__EXERCISE REQUIREMENTS__. Wherever the word "Khutory" occurs in the lines below, copy the whole line.

__DATASET CONTENT__.
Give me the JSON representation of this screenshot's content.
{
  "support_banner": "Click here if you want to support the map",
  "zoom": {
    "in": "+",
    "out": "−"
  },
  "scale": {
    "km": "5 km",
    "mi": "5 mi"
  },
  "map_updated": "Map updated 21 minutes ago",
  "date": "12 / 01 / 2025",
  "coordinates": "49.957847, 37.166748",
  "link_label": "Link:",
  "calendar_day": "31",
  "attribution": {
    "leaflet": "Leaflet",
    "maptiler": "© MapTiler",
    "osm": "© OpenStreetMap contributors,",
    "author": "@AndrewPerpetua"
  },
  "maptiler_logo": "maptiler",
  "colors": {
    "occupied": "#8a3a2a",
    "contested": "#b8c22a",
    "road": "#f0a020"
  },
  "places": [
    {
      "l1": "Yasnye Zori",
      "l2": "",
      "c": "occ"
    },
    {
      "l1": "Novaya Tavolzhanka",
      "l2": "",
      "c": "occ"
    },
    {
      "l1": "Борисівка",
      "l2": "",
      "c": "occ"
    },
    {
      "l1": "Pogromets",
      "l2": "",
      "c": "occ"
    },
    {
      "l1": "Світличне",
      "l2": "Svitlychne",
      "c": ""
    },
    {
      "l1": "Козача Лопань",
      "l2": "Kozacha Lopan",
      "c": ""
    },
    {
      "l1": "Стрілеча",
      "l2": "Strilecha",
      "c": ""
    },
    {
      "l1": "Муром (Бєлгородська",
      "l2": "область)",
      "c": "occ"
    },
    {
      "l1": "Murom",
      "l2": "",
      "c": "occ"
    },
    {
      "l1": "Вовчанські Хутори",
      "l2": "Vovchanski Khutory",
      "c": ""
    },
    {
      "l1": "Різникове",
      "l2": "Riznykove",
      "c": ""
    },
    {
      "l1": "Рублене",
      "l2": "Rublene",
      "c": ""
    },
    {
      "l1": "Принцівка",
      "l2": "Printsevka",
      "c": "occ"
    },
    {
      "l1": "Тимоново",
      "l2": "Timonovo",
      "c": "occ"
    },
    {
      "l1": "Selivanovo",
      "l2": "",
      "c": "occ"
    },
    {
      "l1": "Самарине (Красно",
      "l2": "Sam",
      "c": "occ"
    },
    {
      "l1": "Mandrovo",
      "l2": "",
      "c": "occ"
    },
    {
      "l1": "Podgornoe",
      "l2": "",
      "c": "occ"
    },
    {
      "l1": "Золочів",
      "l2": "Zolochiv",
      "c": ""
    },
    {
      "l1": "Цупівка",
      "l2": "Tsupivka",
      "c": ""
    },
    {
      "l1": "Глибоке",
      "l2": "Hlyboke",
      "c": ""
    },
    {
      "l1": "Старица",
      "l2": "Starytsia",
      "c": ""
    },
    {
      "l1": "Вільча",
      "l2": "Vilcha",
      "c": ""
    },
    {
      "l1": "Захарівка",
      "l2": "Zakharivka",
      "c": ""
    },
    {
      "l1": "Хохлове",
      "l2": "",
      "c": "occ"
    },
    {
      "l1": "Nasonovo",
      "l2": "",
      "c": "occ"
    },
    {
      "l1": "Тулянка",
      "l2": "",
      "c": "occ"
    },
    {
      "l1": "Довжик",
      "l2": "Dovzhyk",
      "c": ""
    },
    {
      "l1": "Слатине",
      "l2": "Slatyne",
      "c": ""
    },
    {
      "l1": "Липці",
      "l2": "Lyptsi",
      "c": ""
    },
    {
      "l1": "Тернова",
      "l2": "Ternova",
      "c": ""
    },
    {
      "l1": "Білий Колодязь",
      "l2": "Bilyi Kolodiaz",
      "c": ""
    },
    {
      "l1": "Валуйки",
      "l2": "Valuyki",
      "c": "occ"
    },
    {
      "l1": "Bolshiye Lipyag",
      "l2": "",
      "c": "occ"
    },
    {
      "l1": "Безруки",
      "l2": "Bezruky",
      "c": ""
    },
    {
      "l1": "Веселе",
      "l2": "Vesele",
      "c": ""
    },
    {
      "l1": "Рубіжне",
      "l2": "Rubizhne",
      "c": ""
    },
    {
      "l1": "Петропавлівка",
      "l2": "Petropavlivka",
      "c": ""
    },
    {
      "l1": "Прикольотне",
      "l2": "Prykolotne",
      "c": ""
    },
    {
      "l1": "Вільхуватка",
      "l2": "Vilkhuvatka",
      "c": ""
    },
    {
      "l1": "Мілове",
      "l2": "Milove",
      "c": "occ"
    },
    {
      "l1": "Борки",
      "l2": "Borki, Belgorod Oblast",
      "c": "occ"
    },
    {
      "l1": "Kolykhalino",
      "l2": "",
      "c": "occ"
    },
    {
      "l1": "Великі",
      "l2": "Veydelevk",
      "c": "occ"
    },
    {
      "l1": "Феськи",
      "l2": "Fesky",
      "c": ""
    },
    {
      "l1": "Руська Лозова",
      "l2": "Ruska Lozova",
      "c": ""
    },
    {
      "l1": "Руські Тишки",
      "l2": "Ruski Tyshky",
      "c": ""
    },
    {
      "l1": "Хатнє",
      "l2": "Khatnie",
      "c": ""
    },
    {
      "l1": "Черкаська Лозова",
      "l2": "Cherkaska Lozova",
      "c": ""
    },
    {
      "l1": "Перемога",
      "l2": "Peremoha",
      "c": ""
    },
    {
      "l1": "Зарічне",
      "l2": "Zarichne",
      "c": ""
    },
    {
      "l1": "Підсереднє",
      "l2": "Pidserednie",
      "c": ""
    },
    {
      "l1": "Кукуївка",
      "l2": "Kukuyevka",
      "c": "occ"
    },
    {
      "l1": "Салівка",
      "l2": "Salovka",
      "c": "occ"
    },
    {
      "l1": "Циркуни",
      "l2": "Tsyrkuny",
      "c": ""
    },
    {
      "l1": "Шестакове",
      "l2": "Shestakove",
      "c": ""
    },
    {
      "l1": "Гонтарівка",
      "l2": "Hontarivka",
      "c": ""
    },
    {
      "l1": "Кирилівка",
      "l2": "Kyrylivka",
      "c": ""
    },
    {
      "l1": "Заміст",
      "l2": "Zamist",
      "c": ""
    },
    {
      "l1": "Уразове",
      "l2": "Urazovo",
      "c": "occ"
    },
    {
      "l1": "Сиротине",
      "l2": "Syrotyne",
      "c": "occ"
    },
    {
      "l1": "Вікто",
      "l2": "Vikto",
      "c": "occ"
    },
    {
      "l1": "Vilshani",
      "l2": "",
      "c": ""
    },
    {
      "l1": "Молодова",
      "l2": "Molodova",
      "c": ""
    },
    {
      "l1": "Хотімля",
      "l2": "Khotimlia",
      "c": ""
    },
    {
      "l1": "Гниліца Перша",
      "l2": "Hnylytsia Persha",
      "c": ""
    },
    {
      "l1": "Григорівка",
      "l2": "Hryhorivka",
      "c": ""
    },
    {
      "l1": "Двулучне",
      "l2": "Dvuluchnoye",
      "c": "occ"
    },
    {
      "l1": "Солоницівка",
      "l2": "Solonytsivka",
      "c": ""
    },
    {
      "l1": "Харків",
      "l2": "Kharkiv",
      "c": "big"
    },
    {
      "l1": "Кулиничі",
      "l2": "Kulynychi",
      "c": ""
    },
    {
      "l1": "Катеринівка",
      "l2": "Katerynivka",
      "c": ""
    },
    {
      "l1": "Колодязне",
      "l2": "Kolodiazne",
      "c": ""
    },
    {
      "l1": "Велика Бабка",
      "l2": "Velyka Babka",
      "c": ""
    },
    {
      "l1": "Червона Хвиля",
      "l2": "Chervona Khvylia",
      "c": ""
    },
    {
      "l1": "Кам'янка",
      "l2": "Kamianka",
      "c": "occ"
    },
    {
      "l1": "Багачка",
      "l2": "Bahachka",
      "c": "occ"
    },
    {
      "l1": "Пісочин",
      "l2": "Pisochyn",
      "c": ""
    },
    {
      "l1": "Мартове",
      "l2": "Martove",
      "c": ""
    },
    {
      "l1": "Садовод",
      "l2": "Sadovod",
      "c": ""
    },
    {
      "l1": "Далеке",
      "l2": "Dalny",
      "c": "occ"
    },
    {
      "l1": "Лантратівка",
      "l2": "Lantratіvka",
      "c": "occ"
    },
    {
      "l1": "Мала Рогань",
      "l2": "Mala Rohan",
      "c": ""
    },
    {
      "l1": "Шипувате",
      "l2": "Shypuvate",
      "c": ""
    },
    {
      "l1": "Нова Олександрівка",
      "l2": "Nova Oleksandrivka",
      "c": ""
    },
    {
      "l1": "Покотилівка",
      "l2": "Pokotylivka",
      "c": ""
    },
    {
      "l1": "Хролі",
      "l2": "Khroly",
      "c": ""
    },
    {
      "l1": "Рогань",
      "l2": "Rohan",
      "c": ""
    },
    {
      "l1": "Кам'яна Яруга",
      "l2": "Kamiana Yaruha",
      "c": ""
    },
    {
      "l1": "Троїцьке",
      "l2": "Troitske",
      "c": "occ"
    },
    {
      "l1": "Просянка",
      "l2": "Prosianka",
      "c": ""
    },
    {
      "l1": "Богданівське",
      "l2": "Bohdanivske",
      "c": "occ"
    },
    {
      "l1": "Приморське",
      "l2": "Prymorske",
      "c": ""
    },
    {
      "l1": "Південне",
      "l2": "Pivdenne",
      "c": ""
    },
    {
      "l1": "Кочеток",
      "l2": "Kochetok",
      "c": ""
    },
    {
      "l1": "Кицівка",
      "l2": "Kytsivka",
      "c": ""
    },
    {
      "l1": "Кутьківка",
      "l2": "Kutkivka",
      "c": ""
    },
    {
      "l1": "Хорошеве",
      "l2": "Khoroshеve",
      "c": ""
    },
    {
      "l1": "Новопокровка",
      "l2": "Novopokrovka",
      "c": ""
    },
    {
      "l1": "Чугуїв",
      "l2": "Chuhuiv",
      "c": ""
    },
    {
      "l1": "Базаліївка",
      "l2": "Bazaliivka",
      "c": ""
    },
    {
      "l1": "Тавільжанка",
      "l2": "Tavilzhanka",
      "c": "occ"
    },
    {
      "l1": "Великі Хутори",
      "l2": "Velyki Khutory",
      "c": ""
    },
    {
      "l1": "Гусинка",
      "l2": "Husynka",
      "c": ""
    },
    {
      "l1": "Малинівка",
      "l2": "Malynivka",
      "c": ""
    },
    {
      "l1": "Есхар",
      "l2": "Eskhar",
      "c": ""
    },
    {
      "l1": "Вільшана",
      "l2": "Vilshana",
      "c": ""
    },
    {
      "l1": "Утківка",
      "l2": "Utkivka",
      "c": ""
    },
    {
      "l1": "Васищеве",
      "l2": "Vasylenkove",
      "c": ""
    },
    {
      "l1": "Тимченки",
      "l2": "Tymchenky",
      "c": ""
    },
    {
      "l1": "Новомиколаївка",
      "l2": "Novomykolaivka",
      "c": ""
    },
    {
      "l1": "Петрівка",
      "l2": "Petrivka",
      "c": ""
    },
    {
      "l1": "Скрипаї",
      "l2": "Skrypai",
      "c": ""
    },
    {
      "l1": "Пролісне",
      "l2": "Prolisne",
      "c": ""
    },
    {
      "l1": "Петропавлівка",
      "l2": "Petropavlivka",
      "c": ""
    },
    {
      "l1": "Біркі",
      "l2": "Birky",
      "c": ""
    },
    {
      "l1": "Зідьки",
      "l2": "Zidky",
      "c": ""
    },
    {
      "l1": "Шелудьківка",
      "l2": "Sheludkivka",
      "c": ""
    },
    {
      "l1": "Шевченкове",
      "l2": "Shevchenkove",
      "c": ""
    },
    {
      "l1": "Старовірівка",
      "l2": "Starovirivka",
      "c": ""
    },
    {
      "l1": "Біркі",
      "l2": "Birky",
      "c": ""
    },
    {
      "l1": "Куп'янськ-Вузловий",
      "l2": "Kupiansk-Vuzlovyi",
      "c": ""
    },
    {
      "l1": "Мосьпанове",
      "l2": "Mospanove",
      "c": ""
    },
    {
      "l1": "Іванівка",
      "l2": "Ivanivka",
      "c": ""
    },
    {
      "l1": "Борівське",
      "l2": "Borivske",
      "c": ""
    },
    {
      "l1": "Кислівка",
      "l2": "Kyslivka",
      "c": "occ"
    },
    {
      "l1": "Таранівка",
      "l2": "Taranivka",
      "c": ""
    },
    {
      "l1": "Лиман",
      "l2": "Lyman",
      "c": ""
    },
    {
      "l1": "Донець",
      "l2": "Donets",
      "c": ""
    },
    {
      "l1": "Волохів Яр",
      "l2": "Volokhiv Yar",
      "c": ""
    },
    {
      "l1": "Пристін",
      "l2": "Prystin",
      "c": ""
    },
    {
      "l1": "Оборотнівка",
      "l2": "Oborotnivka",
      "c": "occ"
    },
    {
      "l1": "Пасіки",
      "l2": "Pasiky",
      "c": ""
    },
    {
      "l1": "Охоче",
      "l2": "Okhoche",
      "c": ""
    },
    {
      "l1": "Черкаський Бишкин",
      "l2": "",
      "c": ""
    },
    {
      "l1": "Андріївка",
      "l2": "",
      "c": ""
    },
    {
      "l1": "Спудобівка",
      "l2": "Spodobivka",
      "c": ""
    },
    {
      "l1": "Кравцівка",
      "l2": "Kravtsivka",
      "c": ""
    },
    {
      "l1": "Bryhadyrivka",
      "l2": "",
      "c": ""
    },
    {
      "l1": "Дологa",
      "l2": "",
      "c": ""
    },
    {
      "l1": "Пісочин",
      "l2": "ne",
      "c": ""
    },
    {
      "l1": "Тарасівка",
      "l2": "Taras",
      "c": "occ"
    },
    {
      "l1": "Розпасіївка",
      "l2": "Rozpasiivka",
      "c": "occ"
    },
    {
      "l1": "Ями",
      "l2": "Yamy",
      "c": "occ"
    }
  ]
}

__RESPONSE BOX__.
      "l2": "Vovchanski Khutory",
      "l2": "Velyki Khutory",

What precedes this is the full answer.